First, we should start by scouting our most important vantage points and ask ourselves questions about what we want our view from those locations to achieve.  What do we want to put emphasis and/or focus on? How do we want to prioritize what to focus on? Do we need to add something of interest to be our point of focus? This focus could be a functional element (like the pergola in our illustration), or a piece of art, a fountain, or even a nice tree. From there we can consider how to enhance the natural beauty of the view we are creating.

Next, with our view laid out, we should think of how a painter would sketch the view of the yard as if it were a painting. The artist’s canvas leads the eye on a journey through the painting to a point of interest, and then continues the journey out of the picture.  In a Landscape canvas, we can adopt all the beauties of this principal to form the desired visual journey from your vantage point.  Utilizing clever mixtures of voids and masses is a great tool for the landscape artist to achieve this. Voids are anything that leads the eye low to the ground and does not block other landscape elements.  A few examples of these voids are low growing ground cover, a pool, or an interesting hardscape. Masses, as the name implies, are larger items or large groups of items such as larger shrubs, a boulder, or a proud tree. The optimization of voids and masses can provide wonderful surprises, and even make the yard seem larger by leading your mind and eye on fascinating divergent paths that flow through a complex space, as opposed to a straight line. The possibilities and power of voids and masses are endless.
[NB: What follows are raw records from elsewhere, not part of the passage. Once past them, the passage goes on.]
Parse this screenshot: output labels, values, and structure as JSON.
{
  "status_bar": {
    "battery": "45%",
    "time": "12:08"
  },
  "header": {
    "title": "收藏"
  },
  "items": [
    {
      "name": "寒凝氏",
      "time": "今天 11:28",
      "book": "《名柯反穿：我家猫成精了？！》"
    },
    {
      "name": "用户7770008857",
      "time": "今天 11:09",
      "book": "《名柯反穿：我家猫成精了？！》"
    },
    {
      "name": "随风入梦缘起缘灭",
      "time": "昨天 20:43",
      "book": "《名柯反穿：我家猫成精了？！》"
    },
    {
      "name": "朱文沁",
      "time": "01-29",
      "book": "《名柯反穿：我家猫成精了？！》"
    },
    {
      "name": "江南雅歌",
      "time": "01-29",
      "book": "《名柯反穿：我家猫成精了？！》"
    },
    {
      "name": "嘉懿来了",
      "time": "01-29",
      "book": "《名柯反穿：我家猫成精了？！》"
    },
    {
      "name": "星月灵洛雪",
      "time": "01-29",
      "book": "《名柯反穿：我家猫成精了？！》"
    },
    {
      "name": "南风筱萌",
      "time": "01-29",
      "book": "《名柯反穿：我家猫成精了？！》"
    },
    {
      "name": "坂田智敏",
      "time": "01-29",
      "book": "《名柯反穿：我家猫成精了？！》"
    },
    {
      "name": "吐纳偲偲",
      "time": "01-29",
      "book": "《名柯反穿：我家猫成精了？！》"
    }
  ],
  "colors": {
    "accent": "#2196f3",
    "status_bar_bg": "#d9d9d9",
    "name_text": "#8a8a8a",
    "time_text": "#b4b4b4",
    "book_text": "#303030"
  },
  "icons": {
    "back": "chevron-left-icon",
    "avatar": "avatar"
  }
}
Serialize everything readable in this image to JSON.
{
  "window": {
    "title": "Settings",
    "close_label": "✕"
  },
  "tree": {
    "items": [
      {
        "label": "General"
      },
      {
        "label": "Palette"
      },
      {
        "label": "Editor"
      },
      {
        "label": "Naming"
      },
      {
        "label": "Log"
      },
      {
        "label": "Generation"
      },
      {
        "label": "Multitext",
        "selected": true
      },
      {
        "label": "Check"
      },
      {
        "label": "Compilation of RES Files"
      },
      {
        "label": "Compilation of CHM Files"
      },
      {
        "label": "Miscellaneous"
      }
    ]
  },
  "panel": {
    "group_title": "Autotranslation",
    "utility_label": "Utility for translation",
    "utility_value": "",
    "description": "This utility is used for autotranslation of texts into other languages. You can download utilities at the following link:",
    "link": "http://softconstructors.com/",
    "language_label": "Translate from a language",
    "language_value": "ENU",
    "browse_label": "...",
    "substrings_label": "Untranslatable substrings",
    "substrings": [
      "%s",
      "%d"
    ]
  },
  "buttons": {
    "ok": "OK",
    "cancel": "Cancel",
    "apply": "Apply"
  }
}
The mission is to work your medium into a story, the unfolding of which we control. The harmonization and blending of these artistic elements can have endless impacts on the subliminal aura of your yard in totality. In the world of nature, a world in which we all belong, anyone can create a masterpiece. In our next article we will continue to explore how achieve this using the tools of lines to further guide the viewer’s focus.